[…] are Gale Hart (Missing the Mark) and Bryan Valenzuela (Multitudes Converge). See related posts: Missing the Mark – Sacramento Public Art and Multitudes Converge – Sacramento Public […]

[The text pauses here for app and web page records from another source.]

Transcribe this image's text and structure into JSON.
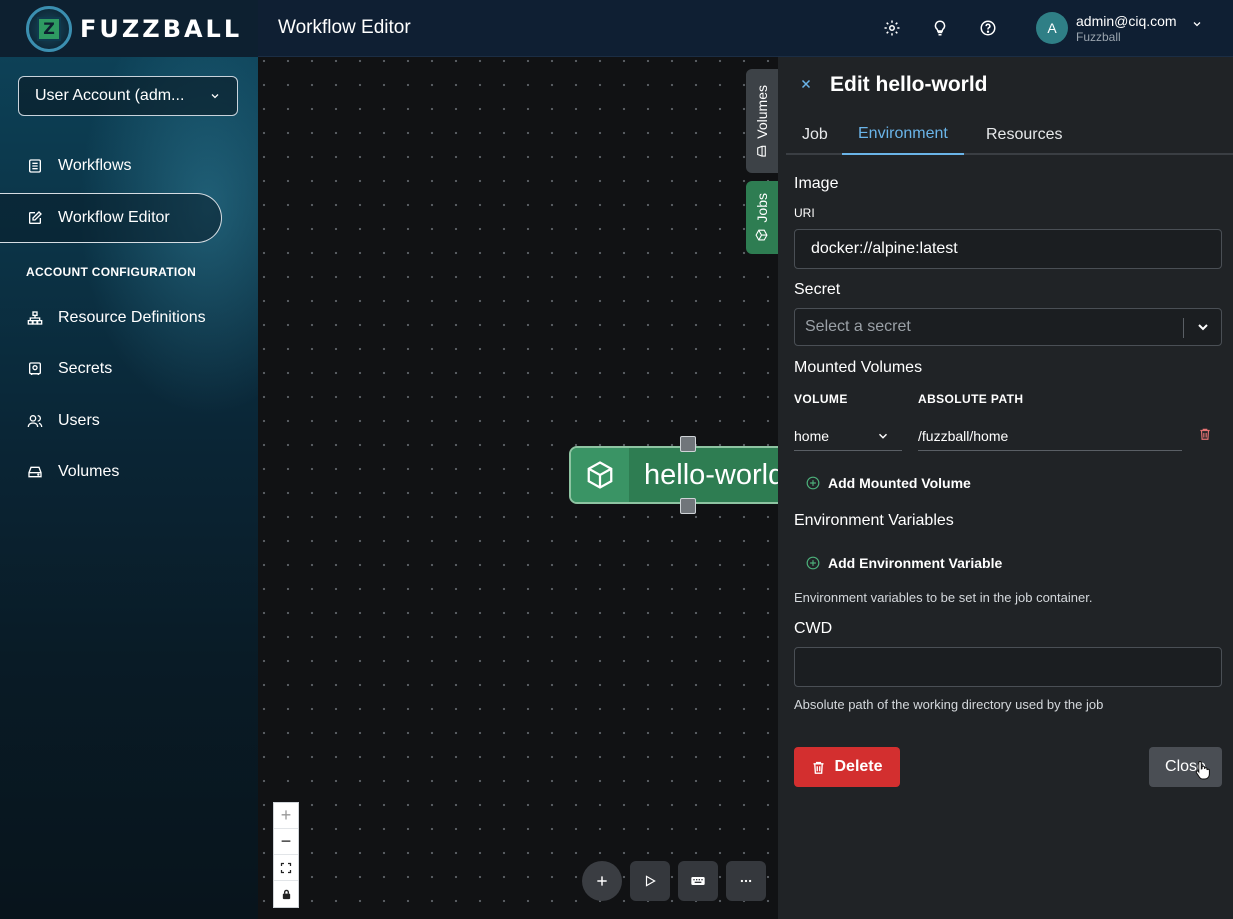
{
  "header": {
    "brand": "FUZZBALL",
    "title": "Workflow Editor",
    "icons": [
      "gear-icon",
      "lightbulb-icon",
      "help-icon"
    ],
    "user": {
      "initial": "A",
      "email": "admin@ciq.com",
      "org": "Fuzzball"
    }
  },
  "sidebar": {
    "account_select": "User Account (adm...",
    "nav": [
      {
        "label": "Workflows",
        "icon": "list-icon"
      },
      {
        "label": "Workflow Editor",
        "icon": "edit-icon",
        "active": true
      }
    ],
    "section_label": "ACCOUNT CONFIGURATION",
    "config": [
      {
        "label": "Resource Definitions",
        "icon": "hierarchy-icon"
      },
      {
        "label": "Secrets",
        "icon": "secret-icon"
      },
      {
        "label": "Users",
        "icon": "users-icon"
      },
      {
        "label": "Volumes",
        "icon": "drive-icon"
      }
    ]
  },
  "canvas": {
    "node_label": "hello-world",
    "side_tabs": {
      "volumes": "Volumes",
      "jobs": "Jobs"
    },
    "zoom": [
      "+",
      "−"
    ]
  },
  "panel": {
    "title": "Edit hello-world",
    "tabs": [
      "Job",
      "Environment",
      "Resources"
    ],
    "active_tab": "Environment",
    "image_heading": "Image",
    "uri_label": "URI",
    "uri_value": "docker://alpine:latest",
    "secret_heading": "Secret",
    "secret_placeholder": "Select a secret",
    "mounted_heading": "Mounted Volumes",
    "col_volume": "VOLUME",
    "col_path": "ABSOLUTE PATH",
    "volume_value": "home",
    "path_value": "/fuzzball/home",
    "add_volume": "Add Mounted Volume",
    "env_heading": "Environment Variables",
    "add_env": "Add Environment Variable",
    "env_help": "Environment variables to be set in the job container.",
    "cwd_heading": "CWD",
    "cwd_value": "",
    "cwd_help": "Absolute path of the working directory used by the job",
    "delete_label": "Delete",
    "close_label": "Close"
  },
  "colors": {
    "accent_tab": "#6ab4e8",
    "node_green": "#2e7d52",
    "jobs_tab": "#2e7d52",
    "delete_red": "#d32f2f"
  }
}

[…] Hart also crafted “Missing the Mark” which is located outside the Golden 1 Center. See related post: Missing the Mark – Sacramento Public Art (part of an occasional series). […]